Biology teaches us that the fusion of the parents’ gametes (the ovocyte and spermatozoid) at the moment of fertilization generates a new entity that is distinct from these 2 gametes, with a genetic code so unique that it has never existed before in other living beings and will never exist again. This genetic code is found in the very first cell and will be found in each of the billions of other cells produced. From the first cell onwards, biological analyses show that we are in the presence of a human being rather than a being from another species.
Once, each of us consisted of a single cell. Whilst growing, each of us acquired skills, and each of us will see our strength decline. But, regardless of the development stage, we are of course still talking about the same human being, who has the same dignity. Between the stage involving the first cell of the embryo (called the “zygote”) and that of an old man, along with the intermediate stages of the embryo (the “morula”, and “blastocyst”), and the stages of infancy, there is no genetic break; no basic modification of the being in question occurs. The only difference is a temporal one.

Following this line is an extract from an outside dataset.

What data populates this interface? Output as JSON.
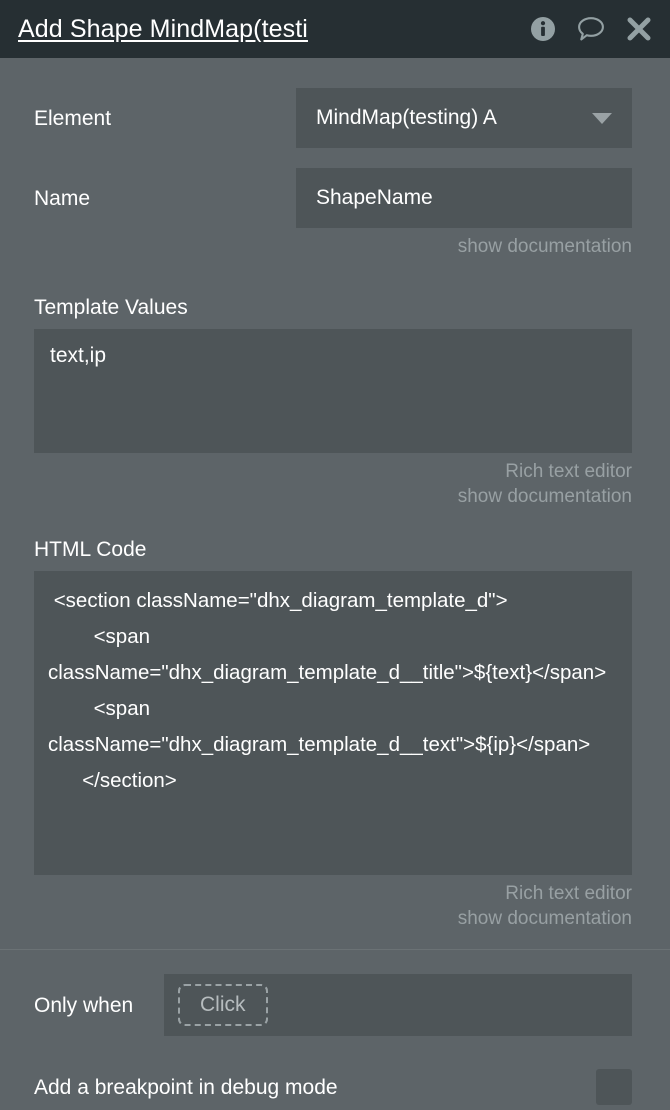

Up until the stage of the 8th cell (on the 4th day approximately), the embryo’s cells are totipotent; in other words, taken in isolation, they are capable of constituting a full organism. Above and beyond that, they become pluripotent: they can form all of the organism’s tissues but not a whole individual. It is at this 5th day stage that the embryo is punctured by certain laboratories, following which it is dislocated, placed in a synthetic culture medium, and is therefore actually destroyed. The embryos used are sampled from a stock of frozen embryos constituted during in vitro fertilizations. In France in 2011, approximately 165,000 embryos were frozen, including 34 % for which there was no so-called “parental project”.